Problem statement: Where a line holds the word "time", copy that line from the data below.
==== Exercise inputs ====
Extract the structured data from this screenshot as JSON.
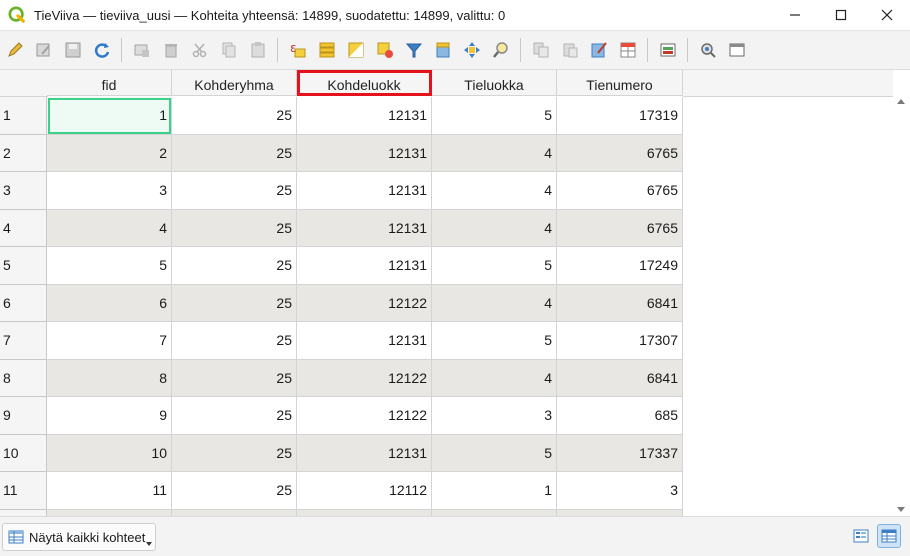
{
  "window": {
    "title": "TieViiva — tieviiva_uusi — Kohteita yhteensä: 14899, suodatettu: 14899, valittu: 0"
  },
  "toolbar": {
    "icons": [
      "toggle-editing-icon",
      "multi-edit-icon",
      "save-edits-icon",
      "reload-icon",
      "add-feature-icon",
      "delete-feature-icon",
      "cut-icon",
      "copy-icon",
      "paste-icon",
      "select-by-expression-icon",
      "select-all-icon",
      "invert-selection-icon",
      "deselect-all-icon",
      "filter-icon",
      "move-selection-to-top-icon",
      "pan-map-icon",
      "zoom-map-icon",
      "copy-rows-icon",
      "paste-rows-icon",
      "field-calculator-icon",
      "conditional-formatting-icon",
      "dock-table-icon",
      "actions-icon",
      "organize-columns-icon"
    ]
  },
  "table": {
    "columns": [
      "fid",
      "Kohderyhma",
      "Kohdeluokk",
      "Tieluokka",
      "Tienumero"
    ],
    "highlighted_column": "Kohdeluokk",
    "rows": [
      {
        "n": "1",
        "fid": "1",
        "kohderyhma": "25",
        "kohdeluokk": "12131",
        "tieluokka": "5",
        "tienumero": "17319"
      },
      {
        "n": "2",
        "fid": "2",
        "kohderyhma": "25",
        "kohdeluokk": "12131",
        "tieluokka": "4",
        "tienumero": "6765"
      },
      {
        "n": "3",
        "fid": "3",
        "kohderyhma": "25",
        "kohdeluokk": "12131",
        "tieluokka": "4",
        "tienumero": "6765"
      },
      {
        "n": "4",
        "fid": "4",
        "kohderyhma": "25",
        "kohdeluokk": "12131",
        "tieluokka": "4",
        "tienumero": "6765"
      },
      {
        "n": "5",
        "fid": "5",
        "kohderyhma": "25",
        "kohdeluokk": "12131",
        "tieluokka": "5",
        "tienumero": "17249"
      },
      {
        "n": "6",
        "fid": "6",
        "kohderyhma": "25",
        "kohdeluokk": "12122",
        "tieluokka": "4",
        "tienumero": "6841"
      },
      {
        "n": "7",
        "fid": "7",
        "kohderyhma": "25",
        "kohdeluokk": "12131",
        "tieluokka": "5",
        "tienumero": "17307"
      },
      {
        "n": "8",
        "fid": "8",
        "kohderyhma": "25",
        "kohdeluokk": "12122",
        "tieluokka": "4",
        "tienumero": "6841"
      },
      {
        "n": "9",
        "fid": "9",
        "kohderyhma": "25",
        "kohdeluokk": "12122",
        "tieluokka": "3",
        "tienumero": "685"
      },
      {
        "n": "10",
        "fid": "10",
        "kohderyhma": "25",
        "kohdeluokk": "12131",
        "tieluokka": "5",
        "tienumero": "17337"
      },
      {
        "n": "11",
        "fid": "11",
        "kohderyhma": "25",
        "kohdeluokk": "12112",
        "tieluokka": "1",
        "tienumero": "3"
      }
    ]
  },
  "statusbar": {
    "filter_label": "Näytä kaikki kohteet"
  },
  "colors": {
    "highlight_border": "#e3121c",
    "selected_cell_border": "#3cd08a",
    "alt_row": "#e9e7e3"
  }
}
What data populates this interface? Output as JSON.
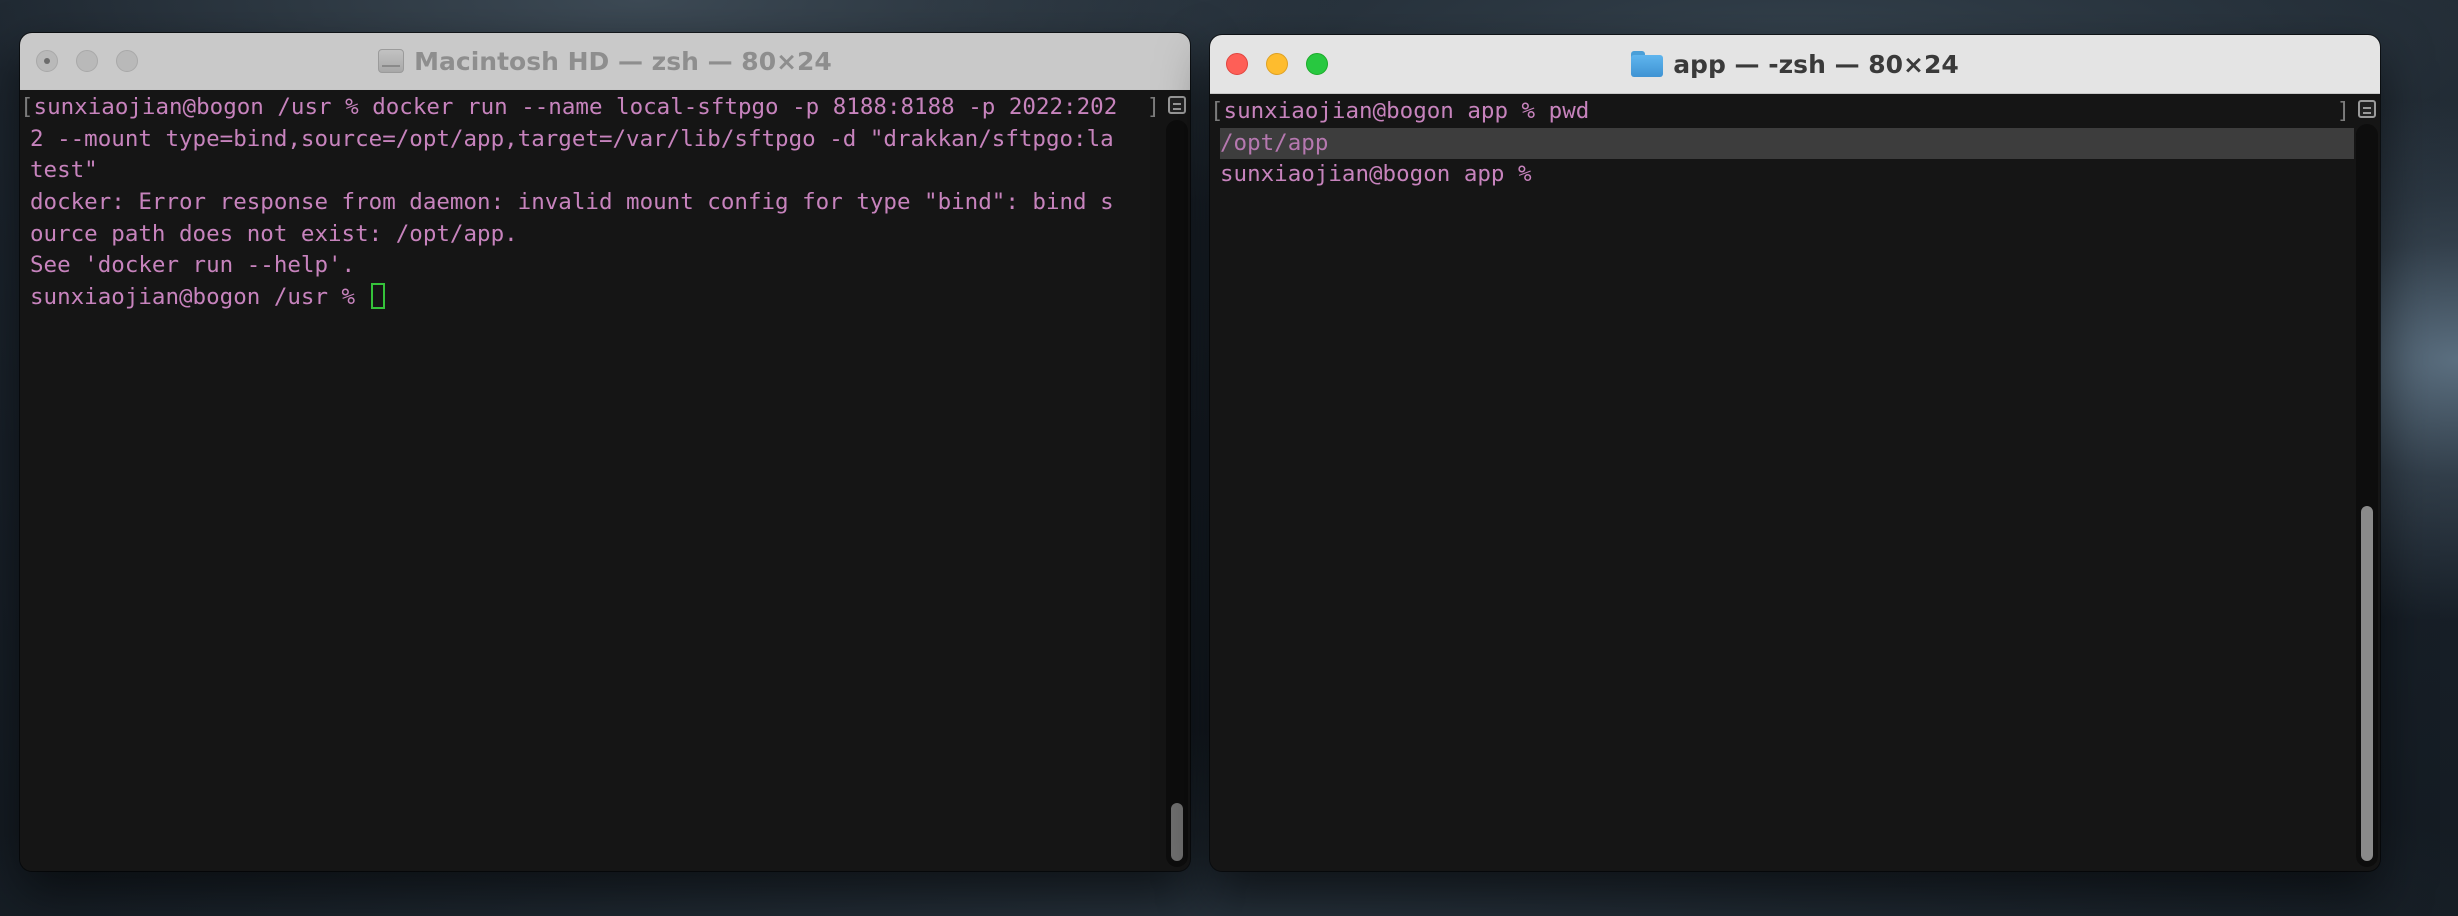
{
  "left_window": {
    "title": "Macintosh HD — zsh — 80×24",
    "icon": "hard-disk-icon",
    "lines": [
      "sunxiaojian@bogon /usr % docker run --name local-sftpgo -p 8188:8188 -p 2022:202",
      "2 --mount type=bind,source=/opt/app,target=/var/lib/sftpgo -d \"drakkan/sftpgo:la",
      "test\"",
      "docker: Error response from daemon: invalid mount config for type \"bind\": bind s",
      "ource path does not exist: /opt/app.",
      "See 'docker run --help'.",
      "sunxiaojian@bogon /usr % "
    ]
  },
  "right_window": {
    "title": "app — -zsh — 80×24",
    "icon": "folder-icon",
    "lines": [
      "sunxiaojian@bogon app % pwd",
      "/opt/app",
      "sunxiaojian@bogon app % "
    ]
  },
  "colors": {
    "terminal_text": "#c783bd",
    "cursor": "#35c23a",
    "traffic_close": "#fe5f57",
    "traffic_minimize": "#febc2e",
    "traffic_maximize": "#28c840"
  }
}
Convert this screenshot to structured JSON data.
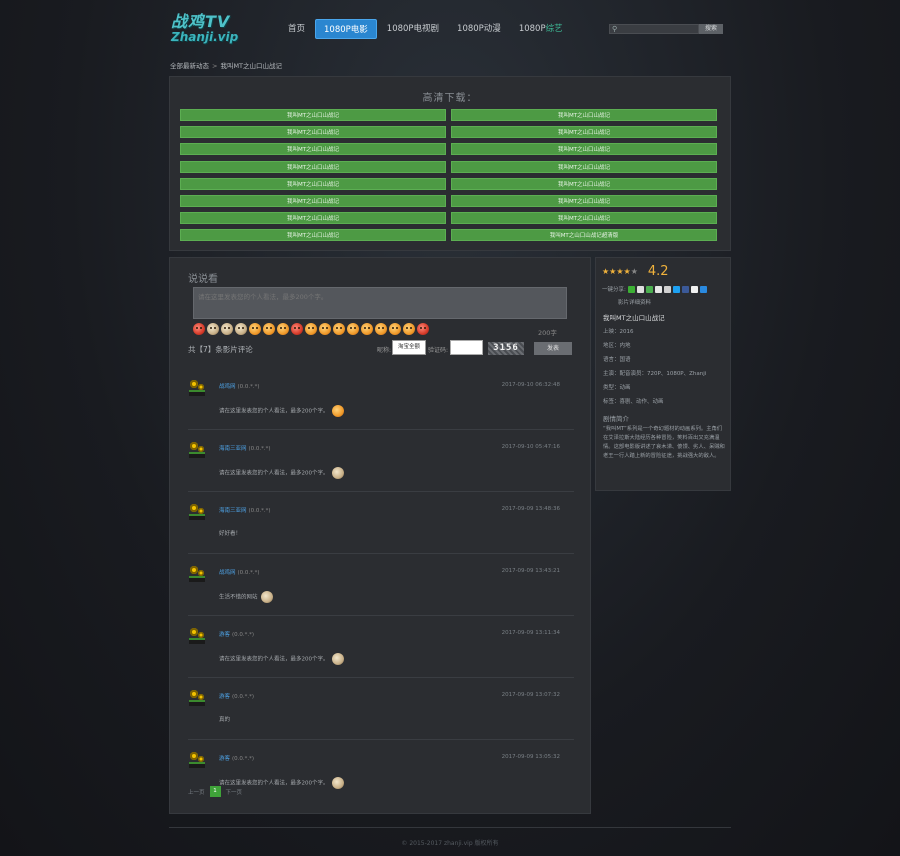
{
  "header": {
    "logo_line1": "战鸡TV",
    "logo_line2": "Zhanji.vip",
    "nav": [
      {
        "label": "首页",
        "active": false
      },
      {
        "label": "1080P电影",
        "active": true
      },
      {
        "label": "1080P电视剧",
        "active": false
      },
      {
        "label": "1080P动漫",
        "active": false
      },
      {
        "label": "1080P",
        "highlight": "综艺",
        "active": false
      }
    ],
    "search_placeholder": "",
    "search_button": "搜索"
  },
  "breadcrumb": [
    "全部最新动态",
    "我叫MT之山口山战记"
  ],
  "download": {
    "title": "高清下载：",
    "links": [
      "我叫MT之山口山战记",
      "我叫MT之山口山战记",
      "我叫MT之山口山战记",
      "我叫MT之山口山战记",
      "我叫MT之山口山战记",
      "我叫MT之山口山战记",
      "我叫MT之山口山战记",
      "我叫MT之山口山战记",
      "我叫MT之山口山战记",
      "我叫MT之山口山战记",
      "我叫MT之山口山战记",
      "我叫MT之山口山战记",
      "我叫MT之山口山战记",
      "我叫MT之山口山战记",
      "我叫MT之山口山战记",
      "我叫MT之山口山战记超清版"
    ]
  },
  "comments": {
    "title": "说说看",
    "textarea_placeholder": "请在这里发表您的个人看法，最多200个字。",
    "count_text": "200字",
    "total_text": "共【7】条影片评论",
    "nick_label": "昵称:",
    "nick_value": "淘宝全额",
    "code_label": "验证码:",
    "captcha": "3156",
    "submit": "发表",
    "items": [
      {
        "name": "战鸡网",
        "ver": "(0.0.*.*)",
        "time": "2017-09-10 06:32:48",
        "text": "请在这里发表您的个人看法，最多200个字。",
        "face": "orange"
      },
      {
        "name": "海南三亚网",
        "ver": "(0.0.*.*)",
        "time": "2017-09-10 05:47:16",
        "text": "请在这里发表您的个人看法，最多200个字。",
        "face": "grey"
      },
      {
        "name": "海南三亚网",
        "ver": "(0.0.*.*)",
        "time": "2017-09-09 13:48:36",
        "text": "好好看！",
        "face": ""
      },
      {
        "name": "战鸡网",
        "ver": "(0.0.*.*)",
        "time": "2017-09-09 13:43:21",
        "text": "生活不错的网站",
        "face": "grey"
      },
      {
        "name": "游客",
        "ver": "(0.0.*.*)",
        "time": "2017-09-09 13:11:34",
        "text": "请在这里发表您的个人看法，最多200个字。",
        "face": "orange"
      },
      {
        "name": "游客",
        "ver": "(0.0.*.*)",
        "time": "2017-09-09 13:07:32",
        "text": "真的",
        "face": ""
      },
      {
        "name": "游客",
        "ver": "(0.0.*.*)",
        "time": "2017-09-09 13:05:32",
        "text": "请在这里发表您的个人看法，最多200个字。",
        "face": "grey"
      }
    ],
    "pager": {
      "prev": "上一页",
      "current": "1",
      "next": "下一页"
    }
  },
  "info": {
    "score": "4.2",
    "stars_on": 4,
    "share_label": "一键分享:",
    "category": "影片详细资料",
    "title": "我叫MT之山口山战记",
    "year": "上映：2016",
    "area": "地区：内地",
    "language": "语言：国语",
    "director": "导演：导演",
    "actors": "主演：配音演员：720P、1080P、Zhanji",
    "genre": "类型：动画",
    "tags": "标签：喜剧、动作、动画",
    "intro_title": "剧情简介",
    "intro": "“我叫MT”系列是一个奇幻题材的动画系列。主角们在艾泽拉斯大陆经历各种冒险，笑料百出又充满温情。这部电影版讲述了哀木涕、傻馒、劣人、呆贼和老王一行人踏上新的冒险征途，挑战强大的敌人。"
  },
  "footer": "© 2015-2017 zhanji.vip 版权所有"
}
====
Exercise answer:
        "time": "2017-09-10 06:32:48",
        "time": "2017-09-10 05:47:16",
        "time": "2017-09-09 13:48:36",
        "time": "2017-09-09 13:43:21",
        "time": "2017-09-09 13:11:34",
        "time": "2017-09-09 13:07:32",
        "time": "2017-09-09 13:05:32",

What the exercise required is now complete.